Work required
Lines in which "back" appears should be pulled from the data below.

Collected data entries
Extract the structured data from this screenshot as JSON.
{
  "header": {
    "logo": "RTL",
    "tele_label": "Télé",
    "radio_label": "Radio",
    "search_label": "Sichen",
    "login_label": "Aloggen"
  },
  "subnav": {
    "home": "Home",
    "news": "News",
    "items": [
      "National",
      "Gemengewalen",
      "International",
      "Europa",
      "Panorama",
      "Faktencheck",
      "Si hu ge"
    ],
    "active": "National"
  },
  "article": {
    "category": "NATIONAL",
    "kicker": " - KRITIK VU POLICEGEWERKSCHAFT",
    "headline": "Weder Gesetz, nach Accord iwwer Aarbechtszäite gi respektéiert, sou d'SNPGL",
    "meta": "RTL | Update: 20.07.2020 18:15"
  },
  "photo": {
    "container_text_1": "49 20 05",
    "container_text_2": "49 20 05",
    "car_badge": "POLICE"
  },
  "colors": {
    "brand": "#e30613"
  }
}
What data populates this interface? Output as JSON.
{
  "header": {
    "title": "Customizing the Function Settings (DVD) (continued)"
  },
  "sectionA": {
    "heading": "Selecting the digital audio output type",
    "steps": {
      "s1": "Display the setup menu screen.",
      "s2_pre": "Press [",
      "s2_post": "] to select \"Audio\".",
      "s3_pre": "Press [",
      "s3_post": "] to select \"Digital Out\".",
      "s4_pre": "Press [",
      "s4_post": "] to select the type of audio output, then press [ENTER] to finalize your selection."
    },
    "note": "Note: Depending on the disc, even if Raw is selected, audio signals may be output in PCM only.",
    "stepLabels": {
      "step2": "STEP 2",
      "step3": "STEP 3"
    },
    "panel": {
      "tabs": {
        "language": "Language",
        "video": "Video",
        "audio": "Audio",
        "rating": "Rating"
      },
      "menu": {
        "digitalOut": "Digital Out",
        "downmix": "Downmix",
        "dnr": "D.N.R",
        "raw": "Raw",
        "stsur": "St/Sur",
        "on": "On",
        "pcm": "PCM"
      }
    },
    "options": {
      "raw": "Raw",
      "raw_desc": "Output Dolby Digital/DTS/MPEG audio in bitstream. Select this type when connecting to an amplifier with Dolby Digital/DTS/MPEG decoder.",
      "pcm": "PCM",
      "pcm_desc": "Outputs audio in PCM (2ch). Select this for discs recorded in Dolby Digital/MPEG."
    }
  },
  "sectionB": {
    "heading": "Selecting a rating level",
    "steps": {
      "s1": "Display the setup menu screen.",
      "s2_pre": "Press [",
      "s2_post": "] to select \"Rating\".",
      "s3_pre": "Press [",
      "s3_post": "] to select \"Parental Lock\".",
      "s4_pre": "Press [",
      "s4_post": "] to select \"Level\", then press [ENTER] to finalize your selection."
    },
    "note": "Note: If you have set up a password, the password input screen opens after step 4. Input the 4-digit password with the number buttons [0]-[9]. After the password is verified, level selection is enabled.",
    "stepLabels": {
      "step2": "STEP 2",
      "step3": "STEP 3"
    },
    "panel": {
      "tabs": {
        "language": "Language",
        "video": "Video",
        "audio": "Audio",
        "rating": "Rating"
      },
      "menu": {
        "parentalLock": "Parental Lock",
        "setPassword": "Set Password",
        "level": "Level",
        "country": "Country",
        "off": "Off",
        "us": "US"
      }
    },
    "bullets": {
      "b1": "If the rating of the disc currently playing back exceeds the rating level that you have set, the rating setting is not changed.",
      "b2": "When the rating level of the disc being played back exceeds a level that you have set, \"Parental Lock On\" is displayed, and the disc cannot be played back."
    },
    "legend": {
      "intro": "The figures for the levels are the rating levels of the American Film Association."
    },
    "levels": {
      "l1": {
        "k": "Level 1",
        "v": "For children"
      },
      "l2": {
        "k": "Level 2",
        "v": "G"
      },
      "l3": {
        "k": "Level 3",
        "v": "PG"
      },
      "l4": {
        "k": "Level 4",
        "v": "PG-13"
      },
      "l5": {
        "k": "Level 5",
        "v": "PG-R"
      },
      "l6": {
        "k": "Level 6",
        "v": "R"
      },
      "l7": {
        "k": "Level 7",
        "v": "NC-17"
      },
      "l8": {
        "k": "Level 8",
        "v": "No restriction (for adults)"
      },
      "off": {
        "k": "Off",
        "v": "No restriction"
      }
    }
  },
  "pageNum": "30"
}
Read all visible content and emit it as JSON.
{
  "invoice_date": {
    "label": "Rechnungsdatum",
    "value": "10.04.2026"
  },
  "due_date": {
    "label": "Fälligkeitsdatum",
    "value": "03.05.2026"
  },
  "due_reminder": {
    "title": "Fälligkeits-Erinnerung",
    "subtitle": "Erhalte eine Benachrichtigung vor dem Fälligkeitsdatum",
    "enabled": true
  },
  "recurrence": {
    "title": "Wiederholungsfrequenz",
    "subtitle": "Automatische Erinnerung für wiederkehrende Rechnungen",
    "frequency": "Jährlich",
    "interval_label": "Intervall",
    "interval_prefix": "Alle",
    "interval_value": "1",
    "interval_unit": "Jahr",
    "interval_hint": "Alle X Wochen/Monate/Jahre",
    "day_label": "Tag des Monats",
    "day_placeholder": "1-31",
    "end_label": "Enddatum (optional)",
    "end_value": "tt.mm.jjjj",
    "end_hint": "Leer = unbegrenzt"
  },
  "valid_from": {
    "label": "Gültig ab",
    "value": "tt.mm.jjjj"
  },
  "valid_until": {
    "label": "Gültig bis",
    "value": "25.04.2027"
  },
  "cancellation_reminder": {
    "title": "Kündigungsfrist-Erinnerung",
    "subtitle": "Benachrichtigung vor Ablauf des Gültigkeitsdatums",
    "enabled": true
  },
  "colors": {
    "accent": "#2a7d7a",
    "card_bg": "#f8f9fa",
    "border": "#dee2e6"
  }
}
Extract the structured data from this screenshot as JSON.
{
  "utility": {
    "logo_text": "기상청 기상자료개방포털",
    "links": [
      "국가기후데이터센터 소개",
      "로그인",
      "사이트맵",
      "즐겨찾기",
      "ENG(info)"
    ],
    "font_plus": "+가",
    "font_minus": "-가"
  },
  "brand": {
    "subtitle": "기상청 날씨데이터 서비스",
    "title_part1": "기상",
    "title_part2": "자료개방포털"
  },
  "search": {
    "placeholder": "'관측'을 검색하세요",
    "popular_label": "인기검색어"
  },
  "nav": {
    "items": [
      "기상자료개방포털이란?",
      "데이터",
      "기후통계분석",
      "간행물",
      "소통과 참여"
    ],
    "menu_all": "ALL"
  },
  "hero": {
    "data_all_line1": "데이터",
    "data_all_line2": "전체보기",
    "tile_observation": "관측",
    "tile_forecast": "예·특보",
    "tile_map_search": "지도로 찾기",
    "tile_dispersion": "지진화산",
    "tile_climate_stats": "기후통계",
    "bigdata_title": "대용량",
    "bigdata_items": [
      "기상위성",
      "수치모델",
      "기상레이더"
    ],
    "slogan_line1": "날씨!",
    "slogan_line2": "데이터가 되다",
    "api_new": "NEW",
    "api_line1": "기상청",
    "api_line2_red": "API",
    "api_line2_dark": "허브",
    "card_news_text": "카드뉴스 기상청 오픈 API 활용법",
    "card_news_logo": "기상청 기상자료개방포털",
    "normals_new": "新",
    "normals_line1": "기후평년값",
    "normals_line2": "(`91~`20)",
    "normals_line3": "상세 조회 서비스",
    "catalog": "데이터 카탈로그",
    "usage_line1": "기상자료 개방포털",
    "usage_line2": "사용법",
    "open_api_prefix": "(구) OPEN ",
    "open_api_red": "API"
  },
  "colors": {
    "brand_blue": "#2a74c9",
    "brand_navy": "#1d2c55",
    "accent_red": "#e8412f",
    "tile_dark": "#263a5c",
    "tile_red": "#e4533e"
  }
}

Reply to the exercise
      "b1": "If the rating of the disc currently playing back exceeds the rating level that you have set, the rating setting is not changed.",
      "b2": "When the rating level of the disc being played back exceeds a level that you have set, \"Parental Lock On\" is displayed, and the disc cannot be played back."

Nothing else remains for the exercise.